The National Comprehensive Cancer Network (NCCN), an organization of 19 NCI-designated cancer centers, is featured in our “From Our Partners” series. Most widely known for its series of treatment guidelines, the NCCN also publishes the Drugs & Biologics Compendium and holds a series of educational meetings, which focus on its treatment guidelines. (Disclosure: I serve as one of the University of Michigan's representatives on the NCCN's Board of Directors.)
Our “Practical Tips” section focuses on infusion pumps reimbursement issues. This is especially topical with the prominence of continuous-infusion fluorouracil-based regimens in the treatment of colorectal cancer. Clinical Practice Committee chair John Cox briefly reviews the history of ASCO's state affiliate program, and Michigan's state society (Disclosure again here: I am a member) is profiled in another article. The Michigan society has done a great job of integrating academic and community practice docs, and representing issues of importance to both.
Bob Dillman and colleagues from the Hoag Cancer Center in Orange County, California, review their mortality statistics before and after opening of their community hospital–based cancer center. They compare their mortality for common cancers, especially those cancers that benefit from multidisciplinary care, with mortality from their hospital prior to the center's opening, and also compare mortality rates to SEER (Surveillance, Epidemiology, and End Results) rates. They advance the thesis that discussion in multidisciplinary educational conferences, a common approach among practitioners, and coordinated medical education offerings improve care. Therese Mulvey, in her editorial, raises the possibility that surveillance and ascertainment biases may influence results, and that historically controlled data is always suspect. Nonetheless, we think these two contributions are provocative and worthy of your attention.

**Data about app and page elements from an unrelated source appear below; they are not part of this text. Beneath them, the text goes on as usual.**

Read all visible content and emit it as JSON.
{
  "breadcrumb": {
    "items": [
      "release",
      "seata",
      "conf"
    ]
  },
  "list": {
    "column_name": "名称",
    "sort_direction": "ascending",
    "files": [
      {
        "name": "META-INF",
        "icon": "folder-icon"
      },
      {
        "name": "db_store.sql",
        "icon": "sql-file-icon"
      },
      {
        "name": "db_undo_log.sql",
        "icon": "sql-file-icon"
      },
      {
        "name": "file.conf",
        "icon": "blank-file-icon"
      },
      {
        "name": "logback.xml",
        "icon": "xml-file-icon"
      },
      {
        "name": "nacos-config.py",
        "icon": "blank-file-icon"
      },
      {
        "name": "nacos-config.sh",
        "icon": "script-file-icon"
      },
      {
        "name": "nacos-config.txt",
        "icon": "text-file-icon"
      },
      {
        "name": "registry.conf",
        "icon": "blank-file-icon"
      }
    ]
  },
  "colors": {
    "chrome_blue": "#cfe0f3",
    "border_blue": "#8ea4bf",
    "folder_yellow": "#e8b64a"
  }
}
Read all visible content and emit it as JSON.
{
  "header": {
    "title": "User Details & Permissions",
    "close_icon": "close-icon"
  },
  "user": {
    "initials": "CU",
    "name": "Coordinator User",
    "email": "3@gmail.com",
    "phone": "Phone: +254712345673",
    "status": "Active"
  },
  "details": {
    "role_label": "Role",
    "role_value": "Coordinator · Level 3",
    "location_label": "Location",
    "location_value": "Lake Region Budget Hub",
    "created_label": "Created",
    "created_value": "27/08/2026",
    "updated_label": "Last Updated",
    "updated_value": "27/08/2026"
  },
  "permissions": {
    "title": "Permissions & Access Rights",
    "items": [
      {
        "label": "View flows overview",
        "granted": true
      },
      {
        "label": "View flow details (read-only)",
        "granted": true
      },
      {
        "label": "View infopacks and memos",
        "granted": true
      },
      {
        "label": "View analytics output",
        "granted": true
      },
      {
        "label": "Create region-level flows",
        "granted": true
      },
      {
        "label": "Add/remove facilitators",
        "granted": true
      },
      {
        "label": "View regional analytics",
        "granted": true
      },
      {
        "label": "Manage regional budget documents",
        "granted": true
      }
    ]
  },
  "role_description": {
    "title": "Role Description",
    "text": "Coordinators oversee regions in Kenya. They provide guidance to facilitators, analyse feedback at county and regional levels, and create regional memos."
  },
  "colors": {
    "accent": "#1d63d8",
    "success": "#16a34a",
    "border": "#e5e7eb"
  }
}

We conclude our series on the use of mid-level providers—physician extenders, nurse practitioners, physician assistants—in an oncology practice. There are important considerations and planning that should be made prior to integrating these valuable personnel into your practice. I have worked with two excellent nurse practitioners. Both are women, and have helped me immensely in both dealing with my female patients, who may be more comfortable initially raising sensitive issues with a woman professional, and also as a reality check for my more outlandish ideas. I was alert to their raised eyebrows and their quizzical facial expressions, and we worked together to enhance our patients' care.
Our readers and I would love to hear some of your outlandish ideas as well—our collective patients may benefit.